→ Your goal: Copy every line of the listing that holds the string "Seite".

*** Provided data Section Begins ***

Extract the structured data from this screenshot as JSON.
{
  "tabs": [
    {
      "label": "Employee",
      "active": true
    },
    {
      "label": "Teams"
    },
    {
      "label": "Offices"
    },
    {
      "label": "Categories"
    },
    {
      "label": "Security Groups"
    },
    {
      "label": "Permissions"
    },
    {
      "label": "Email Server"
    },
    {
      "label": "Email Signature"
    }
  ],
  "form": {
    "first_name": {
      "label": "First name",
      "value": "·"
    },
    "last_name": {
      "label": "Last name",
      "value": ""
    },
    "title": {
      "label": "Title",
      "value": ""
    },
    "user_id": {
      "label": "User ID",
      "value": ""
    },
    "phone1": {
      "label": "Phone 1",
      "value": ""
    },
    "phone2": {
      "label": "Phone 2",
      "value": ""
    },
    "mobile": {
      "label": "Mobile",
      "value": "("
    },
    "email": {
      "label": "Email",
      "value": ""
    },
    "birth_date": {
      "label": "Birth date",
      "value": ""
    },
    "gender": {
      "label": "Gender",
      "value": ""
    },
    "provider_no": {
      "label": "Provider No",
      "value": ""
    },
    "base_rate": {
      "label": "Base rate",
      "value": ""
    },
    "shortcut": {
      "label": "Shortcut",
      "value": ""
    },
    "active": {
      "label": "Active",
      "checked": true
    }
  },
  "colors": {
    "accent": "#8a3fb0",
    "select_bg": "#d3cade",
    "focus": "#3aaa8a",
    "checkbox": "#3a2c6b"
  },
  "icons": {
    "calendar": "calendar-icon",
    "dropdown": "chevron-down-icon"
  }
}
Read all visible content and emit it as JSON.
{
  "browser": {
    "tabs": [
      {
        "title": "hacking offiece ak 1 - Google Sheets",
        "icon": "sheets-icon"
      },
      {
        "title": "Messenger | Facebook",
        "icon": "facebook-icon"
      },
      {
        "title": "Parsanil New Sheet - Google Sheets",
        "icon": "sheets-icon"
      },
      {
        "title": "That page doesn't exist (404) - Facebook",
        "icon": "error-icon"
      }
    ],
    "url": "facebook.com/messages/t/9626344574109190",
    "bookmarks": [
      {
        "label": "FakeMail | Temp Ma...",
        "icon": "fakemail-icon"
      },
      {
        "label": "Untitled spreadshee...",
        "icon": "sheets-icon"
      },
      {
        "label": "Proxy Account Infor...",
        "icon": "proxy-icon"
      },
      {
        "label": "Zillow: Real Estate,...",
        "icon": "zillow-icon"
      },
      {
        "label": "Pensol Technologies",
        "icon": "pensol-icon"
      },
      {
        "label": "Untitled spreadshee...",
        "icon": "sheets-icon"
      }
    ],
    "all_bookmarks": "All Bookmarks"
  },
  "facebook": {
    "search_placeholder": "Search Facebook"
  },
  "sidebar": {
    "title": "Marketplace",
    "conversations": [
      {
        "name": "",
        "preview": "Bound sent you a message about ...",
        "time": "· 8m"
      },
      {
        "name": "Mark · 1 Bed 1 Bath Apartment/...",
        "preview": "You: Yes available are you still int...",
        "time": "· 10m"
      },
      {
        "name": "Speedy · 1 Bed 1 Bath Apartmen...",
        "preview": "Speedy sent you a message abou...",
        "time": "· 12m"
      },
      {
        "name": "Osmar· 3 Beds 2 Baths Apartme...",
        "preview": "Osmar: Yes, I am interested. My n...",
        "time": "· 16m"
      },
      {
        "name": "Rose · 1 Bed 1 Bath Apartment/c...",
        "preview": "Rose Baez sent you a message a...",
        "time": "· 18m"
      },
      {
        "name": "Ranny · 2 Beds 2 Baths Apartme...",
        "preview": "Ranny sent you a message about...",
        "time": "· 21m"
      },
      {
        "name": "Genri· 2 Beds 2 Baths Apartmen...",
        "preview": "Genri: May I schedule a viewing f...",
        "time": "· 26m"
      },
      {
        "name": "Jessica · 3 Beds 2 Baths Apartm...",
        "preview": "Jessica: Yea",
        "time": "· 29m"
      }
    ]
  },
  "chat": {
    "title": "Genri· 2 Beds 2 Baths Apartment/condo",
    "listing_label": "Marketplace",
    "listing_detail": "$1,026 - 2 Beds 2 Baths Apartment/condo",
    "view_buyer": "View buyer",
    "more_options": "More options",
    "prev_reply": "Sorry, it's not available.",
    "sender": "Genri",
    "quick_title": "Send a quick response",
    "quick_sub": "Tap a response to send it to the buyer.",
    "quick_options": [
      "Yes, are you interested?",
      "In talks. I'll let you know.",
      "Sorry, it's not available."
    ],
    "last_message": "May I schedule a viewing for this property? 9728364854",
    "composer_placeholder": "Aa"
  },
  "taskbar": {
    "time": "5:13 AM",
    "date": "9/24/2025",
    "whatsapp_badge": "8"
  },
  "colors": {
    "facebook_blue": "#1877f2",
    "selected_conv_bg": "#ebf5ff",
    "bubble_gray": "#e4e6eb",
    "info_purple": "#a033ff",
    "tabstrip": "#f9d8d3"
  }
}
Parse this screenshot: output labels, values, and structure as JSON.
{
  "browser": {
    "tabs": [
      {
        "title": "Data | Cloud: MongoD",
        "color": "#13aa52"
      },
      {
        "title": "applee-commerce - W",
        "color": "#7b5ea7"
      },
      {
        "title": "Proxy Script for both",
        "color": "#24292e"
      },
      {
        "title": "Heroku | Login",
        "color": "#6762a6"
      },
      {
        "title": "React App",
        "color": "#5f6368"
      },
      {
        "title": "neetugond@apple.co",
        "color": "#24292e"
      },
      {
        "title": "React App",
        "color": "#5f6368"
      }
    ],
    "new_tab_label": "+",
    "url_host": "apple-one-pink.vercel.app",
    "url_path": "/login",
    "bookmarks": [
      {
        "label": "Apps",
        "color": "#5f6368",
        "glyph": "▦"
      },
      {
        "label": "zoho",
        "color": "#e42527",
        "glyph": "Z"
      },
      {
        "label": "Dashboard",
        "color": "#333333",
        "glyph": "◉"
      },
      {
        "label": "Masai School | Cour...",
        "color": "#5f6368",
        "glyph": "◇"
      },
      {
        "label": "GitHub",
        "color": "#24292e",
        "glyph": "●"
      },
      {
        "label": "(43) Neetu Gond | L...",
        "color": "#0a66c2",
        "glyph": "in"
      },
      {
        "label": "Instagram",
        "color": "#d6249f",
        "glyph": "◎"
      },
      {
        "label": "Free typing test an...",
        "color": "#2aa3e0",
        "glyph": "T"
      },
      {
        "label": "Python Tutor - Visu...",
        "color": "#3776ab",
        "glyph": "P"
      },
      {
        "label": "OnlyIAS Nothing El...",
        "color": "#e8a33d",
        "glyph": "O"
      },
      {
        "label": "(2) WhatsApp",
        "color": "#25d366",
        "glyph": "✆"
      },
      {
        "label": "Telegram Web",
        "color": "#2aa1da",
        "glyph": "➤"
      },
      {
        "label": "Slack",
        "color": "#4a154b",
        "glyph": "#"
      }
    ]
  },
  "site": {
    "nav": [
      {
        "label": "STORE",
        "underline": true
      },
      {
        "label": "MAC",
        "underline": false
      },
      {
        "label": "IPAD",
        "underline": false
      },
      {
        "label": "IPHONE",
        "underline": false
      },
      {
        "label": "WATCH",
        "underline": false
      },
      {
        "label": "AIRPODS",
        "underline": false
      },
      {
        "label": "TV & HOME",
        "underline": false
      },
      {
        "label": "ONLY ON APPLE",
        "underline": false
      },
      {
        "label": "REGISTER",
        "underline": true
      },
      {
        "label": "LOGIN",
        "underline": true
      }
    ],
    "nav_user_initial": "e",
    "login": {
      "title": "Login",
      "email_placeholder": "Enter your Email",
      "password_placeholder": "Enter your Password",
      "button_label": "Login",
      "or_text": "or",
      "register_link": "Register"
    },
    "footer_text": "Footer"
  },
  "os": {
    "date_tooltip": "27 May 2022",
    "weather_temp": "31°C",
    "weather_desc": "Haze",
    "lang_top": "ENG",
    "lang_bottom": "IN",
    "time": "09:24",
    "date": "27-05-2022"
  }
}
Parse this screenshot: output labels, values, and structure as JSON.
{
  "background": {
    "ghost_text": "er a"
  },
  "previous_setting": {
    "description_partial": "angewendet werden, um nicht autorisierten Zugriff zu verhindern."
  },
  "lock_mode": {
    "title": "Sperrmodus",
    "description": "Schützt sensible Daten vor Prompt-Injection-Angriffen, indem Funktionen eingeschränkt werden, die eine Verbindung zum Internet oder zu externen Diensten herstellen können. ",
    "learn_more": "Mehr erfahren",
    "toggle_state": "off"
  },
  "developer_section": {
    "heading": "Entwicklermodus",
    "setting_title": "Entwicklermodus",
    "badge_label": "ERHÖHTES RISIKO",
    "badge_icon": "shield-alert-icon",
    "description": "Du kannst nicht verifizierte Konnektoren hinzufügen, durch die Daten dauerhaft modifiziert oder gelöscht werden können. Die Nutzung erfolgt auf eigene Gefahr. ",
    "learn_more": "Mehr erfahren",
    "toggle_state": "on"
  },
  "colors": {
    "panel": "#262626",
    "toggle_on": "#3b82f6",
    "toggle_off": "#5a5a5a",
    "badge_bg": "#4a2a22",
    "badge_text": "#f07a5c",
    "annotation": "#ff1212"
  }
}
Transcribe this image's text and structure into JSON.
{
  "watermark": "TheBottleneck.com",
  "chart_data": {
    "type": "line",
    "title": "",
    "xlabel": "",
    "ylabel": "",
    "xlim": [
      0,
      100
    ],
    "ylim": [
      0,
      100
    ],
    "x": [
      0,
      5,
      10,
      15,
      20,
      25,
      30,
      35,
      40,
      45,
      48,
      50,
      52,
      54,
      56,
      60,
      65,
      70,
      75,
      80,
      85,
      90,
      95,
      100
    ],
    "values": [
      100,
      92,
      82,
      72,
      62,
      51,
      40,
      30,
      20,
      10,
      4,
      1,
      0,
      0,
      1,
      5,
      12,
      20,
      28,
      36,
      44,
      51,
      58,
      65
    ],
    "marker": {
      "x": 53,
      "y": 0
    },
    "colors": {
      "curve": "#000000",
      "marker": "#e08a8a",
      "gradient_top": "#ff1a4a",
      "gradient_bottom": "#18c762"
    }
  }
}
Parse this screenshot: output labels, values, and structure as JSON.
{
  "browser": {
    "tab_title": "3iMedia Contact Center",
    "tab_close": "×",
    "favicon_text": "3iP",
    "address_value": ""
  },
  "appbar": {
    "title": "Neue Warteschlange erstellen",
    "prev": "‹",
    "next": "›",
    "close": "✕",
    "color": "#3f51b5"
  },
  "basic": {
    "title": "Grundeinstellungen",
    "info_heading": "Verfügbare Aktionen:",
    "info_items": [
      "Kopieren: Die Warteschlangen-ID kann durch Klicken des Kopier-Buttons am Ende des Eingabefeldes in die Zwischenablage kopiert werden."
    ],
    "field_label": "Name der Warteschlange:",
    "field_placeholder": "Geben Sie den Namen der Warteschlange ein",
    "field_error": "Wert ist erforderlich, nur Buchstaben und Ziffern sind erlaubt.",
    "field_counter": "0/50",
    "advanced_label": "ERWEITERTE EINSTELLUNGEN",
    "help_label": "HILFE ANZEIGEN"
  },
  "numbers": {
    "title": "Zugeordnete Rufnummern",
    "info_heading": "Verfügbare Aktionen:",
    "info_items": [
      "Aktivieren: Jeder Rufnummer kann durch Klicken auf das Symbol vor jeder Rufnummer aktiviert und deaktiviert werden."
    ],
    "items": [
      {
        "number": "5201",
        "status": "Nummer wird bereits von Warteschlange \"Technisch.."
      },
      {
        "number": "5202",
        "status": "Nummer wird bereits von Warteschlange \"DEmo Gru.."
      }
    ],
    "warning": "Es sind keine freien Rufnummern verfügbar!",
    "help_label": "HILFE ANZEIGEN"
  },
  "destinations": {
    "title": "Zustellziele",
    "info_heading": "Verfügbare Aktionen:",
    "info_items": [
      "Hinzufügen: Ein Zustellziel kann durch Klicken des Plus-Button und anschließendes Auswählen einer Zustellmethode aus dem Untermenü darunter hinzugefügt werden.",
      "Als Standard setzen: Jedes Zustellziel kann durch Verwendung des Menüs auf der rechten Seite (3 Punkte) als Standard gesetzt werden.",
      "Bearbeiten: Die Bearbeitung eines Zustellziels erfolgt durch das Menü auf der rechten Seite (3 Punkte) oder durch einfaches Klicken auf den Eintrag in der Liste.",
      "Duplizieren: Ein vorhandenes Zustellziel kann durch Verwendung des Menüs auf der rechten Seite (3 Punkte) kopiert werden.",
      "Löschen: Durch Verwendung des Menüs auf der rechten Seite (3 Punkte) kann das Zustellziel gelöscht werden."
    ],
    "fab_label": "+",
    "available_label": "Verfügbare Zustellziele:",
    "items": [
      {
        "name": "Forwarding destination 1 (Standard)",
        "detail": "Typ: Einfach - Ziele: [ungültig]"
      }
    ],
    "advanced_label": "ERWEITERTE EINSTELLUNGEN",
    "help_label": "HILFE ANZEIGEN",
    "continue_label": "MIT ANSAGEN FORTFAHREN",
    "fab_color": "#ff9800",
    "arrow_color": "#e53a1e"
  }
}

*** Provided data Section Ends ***

→ Answer to the problem:
      "Als Standard setzen: Jedes Zustellziel kann durch Verwendung des Menüs auf der rechten Seite (3 Punkte) als Standard gesetzt werden.",
      "Bearbeiten: Die Bearbeitung eines Zustellziels erfolgt durch das Menü auf der rechten Seite (3 Punkte) oder durch einfaches Klicken auf den Eintrag in der Liste.",
      "Duplizieren: Ein vorhandenes Zustellziel kann durch Verwendung des Menüs auf der rechten Seite (3 Punkte) kopiert werden.",
      "Löschen: Durch Verwendung des Menüs auf der rechten Seite (3 Punkte) kann das Zustellziel gelöscht werden."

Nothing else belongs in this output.